Albertus van Raalte, Dutch Calvinist separatists founded Holland, Michigan in southwest Michigan. 1847 A law was passed by the State Legislature to re-locate the state capital from Detroit to a site "in the township of
Lansing, in the county of Ingham." 1854 The first official meeting of the group that called itself the "
Republican Party" was held in Jackson. 1855
Michigan State University is founded as the Agricultural College of the State of Michigan, becoming the first land grant university in the United States. 1861-1865 Michigan sends 90,000 men, nearly a quarter of the state's male population to fight in
state regiments for American Civil War 1871 Fires burn
Manistee and Holland 1879 New
State Capitol dedicated in Lansing. The structure cost $1,510,130. 1890s and 1900s (decade)
Ford, Chrysler and General Motors were among many automotive companies founded in southeastern Michigan. 1919 the
State Trunkline Highway System was created as an act of the state legislature took effect on May 13. 1928 Construction of the Ford
River Rouge Plant is completed; the largest integrated factory complex in the world employs 100,000 people 1929 The
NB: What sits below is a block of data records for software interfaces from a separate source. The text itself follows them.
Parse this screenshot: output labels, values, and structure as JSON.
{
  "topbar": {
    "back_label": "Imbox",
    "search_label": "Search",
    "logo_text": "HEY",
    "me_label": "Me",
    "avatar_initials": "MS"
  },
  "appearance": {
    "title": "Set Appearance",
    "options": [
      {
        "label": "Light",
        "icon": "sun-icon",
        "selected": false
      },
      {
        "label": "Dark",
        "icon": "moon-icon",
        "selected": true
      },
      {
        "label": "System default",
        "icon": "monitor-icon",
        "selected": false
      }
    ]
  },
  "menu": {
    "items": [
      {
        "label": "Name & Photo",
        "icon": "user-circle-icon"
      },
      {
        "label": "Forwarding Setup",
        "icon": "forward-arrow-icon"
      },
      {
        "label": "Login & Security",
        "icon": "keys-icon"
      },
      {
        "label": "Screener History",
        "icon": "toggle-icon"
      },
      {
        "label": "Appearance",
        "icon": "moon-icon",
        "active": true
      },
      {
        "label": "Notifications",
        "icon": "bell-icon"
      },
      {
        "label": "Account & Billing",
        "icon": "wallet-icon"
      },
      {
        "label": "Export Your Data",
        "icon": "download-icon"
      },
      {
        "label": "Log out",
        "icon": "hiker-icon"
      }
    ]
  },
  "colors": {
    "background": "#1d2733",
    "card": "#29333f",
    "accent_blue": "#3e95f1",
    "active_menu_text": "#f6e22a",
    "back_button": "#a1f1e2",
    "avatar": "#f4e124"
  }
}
Ambassador Bridge opens between Detroit and Windsor, Ontario. It is the longest bridge in the world when built. The Detroit-Windsor Tunnel would open the next year. 1937
Flint Sit-Down Strike ended with official recognition of the United Auto Workers by General Motors. 1941-1945 During
World War II, Detroit is called the "Arsenal of Democracy" for its wartime industry; Fort Wayne is the largest motor vehicle and parts depot in the world.  1943 Riot broke out pitting whites against blacks during wartime.
1950 Detroit is the 4th largest city in the U.S., with 1.8 million people
1957 Five-mile long
Mackinac Bridge opens on November 1. 1959
Motown music begins recording in Detroit. 1960 Census results reveal a 1.45 million increase in state population, the largest in state history.
Race riots struck the city of Detroit. After 5 days of rioting, 43 people lay dead, 1,189 injured and over 7,000 people had been arrested. The riot had lasting effects on the entire metro region and is usually cited as one of the reasons the Detroit area is among the most segregated areas in the United States. 1974
Gerald R. Ford of Grand Rapids became the 38th President of the United States. 1987 Michigan celebrated 150 years of statehood.
2001 The emigration rate for Michigan began to exceed the immigration rate.
2002 Michigan elects its first female governor,
Jennifer Granholm (D). 2006 - mid-2010 Michigan has the worst unemployment rate of any state, peaking at over 15%, due to the
Auto industry crisis and the general financial crisis. 2010 Michigan lost 0.6% of its population since the previous census, the first decline in its population recorded by the Census Bureau.
See also [ edit ]
References and further reading [ edit ]
Dunbar, Willis F. and George S. May (1995). Michigan: A History of the Wolverine State. WM. B. Eerdmans. ISBN 0-8028-7055-4.
Poremba, David Lee (2003). Detroit: A Motor City History. Arcadia Publishing. ISBN 0-7385-2435-2.
Poremba, David Lee (2001). Detroit in Its World Setting (timeline). Wayne State University. ISBN 0-8143-2870-9.
Woodford, Arthur M. (2001). This is Detroit 1701-2001. Wayne State University Press. ISBN 0-8143-2914-4.
External links [ edit ]